Three four-storey buildings - including the former post office, which has been relocated to the nearby Grange Dene complex - have now been demolished on the main A646 Burnley Road, to prevent any further collapse during another flood event. This work has needed to be carried out carefully due to constraints associated with their proximity to the highway, the river, and the fact they are within a conservation area.  Historic England, the Environment Agency and Calderdale Council are keen that the stone is re-used.

A video of some of the preparatory flood alleviation work has been created free of charge by local company Site Eye Time-lapse who specialise in installing cameras to remotely monitor construction and infrastructure projects in the UK and worldwide.  It can be viewed at https://vimeo.com/user25873713/review/235889045/0186b27f17 or www.eyeoncalderdale.com

Dan East, marketing manager at Site Eye Time Lapse, said: “We wanted to help document the flood alleviation works in the town.

“Most of our projects tend to be in London so it was nice to be able to walk from our headquarters in Mytholmroyd to set up a project for a change. It was one of our Hebden Bridge based engineers that that pushed forward with the idea and he worked in his own time to install the cameras.”

The Calderdale Flood Partnership Board approved funding the £30m flood scheme to improve the protection for homes and businesses in Mytholmroyd

The scheme has been developed in partnership with Calderdale Council, the local community and stakeholders. Construction is expected to start later this year.

Regular information bulletins about the scheme are posted on  www.eyeoncalderdale.com and at various sites throughout the village.
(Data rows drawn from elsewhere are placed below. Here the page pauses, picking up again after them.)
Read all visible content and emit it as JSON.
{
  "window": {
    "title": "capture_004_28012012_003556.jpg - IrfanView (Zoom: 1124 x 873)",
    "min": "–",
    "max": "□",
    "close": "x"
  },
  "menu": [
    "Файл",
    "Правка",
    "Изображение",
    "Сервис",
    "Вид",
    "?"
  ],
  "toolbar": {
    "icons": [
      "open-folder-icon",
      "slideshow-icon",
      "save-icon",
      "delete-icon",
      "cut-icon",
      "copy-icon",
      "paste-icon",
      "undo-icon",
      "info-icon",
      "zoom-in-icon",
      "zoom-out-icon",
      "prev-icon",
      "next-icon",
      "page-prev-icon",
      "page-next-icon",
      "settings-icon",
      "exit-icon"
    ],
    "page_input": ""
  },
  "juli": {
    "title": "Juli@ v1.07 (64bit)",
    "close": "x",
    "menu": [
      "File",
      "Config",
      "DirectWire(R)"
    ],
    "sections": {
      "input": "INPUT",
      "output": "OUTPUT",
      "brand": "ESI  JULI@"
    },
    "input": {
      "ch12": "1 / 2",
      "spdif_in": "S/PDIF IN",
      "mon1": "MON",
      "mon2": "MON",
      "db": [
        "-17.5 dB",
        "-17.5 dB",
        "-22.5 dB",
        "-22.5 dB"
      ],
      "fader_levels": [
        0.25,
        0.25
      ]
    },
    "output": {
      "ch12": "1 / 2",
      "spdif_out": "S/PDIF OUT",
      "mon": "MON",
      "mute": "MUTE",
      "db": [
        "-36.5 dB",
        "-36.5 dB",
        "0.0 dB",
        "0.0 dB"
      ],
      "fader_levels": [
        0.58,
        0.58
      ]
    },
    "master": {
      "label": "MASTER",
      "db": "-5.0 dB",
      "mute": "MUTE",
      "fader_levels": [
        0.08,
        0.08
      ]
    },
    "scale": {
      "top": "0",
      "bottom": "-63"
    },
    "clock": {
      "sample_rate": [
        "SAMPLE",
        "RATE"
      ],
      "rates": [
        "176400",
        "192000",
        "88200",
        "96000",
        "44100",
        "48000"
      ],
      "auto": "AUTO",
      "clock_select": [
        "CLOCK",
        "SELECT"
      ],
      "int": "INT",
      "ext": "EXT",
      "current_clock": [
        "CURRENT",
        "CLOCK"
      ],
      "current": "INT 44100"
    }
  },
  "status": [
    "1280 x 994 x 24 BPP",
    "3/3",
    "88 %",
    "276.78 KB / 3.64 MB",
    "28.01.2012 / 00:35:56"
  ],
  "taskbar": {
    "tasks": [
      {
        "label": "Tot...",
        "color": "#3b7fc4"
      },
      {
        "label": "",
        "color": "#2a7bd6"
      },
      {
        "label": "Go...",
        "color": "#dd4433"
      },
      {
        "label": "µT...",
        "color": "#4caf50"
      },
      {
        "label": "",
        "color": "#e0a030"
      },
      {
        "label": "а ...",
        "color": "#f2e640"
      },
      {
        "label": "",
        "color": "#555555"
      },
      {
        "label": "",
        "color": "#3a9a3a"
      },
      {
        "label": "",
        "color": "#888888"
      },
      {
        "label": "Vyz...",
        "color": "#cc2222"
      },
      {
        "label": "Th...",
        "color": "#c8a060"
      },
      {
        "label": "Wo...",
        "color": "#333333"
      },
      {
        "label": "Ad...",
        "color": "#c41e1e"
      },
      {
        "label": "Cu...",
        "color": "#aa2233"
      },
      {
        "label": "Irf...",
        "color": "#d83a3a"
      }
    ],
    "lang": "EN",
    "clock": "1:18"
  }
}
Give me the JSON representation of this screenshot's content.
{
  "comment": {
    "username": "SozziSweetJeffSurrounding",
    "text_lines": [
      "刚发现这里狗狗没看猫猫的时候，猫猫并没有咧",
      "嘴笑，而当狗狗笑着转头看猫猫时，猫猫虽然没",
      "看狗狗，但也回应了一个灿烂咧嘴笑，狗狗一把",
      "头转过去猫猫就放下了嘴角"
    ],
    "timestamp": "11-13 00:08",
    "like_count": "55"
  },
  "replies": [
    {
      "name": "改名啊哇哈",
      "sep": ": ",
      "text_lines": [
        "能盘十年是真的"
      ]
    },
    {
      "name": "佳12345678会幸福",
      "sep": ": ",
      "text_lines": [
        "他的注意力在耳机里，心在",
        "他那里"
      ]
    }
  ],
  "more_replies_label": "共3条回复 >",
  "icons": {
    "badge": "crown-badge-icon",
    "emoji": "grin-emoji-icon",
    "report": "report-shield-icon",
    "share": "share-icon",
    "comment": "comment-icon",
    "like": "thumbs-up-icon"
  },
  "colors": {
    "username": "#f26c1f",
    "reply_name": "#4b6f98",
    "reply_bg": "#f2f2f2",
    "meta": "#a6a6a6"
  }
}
You can also contact the project team by email – mytholmroydFAS@environment-agency.gov.uk

Following the flooding of December 2015, the Environment Agency has completed six new schemes, reducing flood risk to 500 homes as part of a £9 million recovery programme across Calderdale.

In Mytholmroyd, significant work to clear the channel, repair damaged walls and make safe damaged buildings has already been carried out. This includes repairing and strengthening more than 100 assets throughout the valley, many of which were flood-damaged.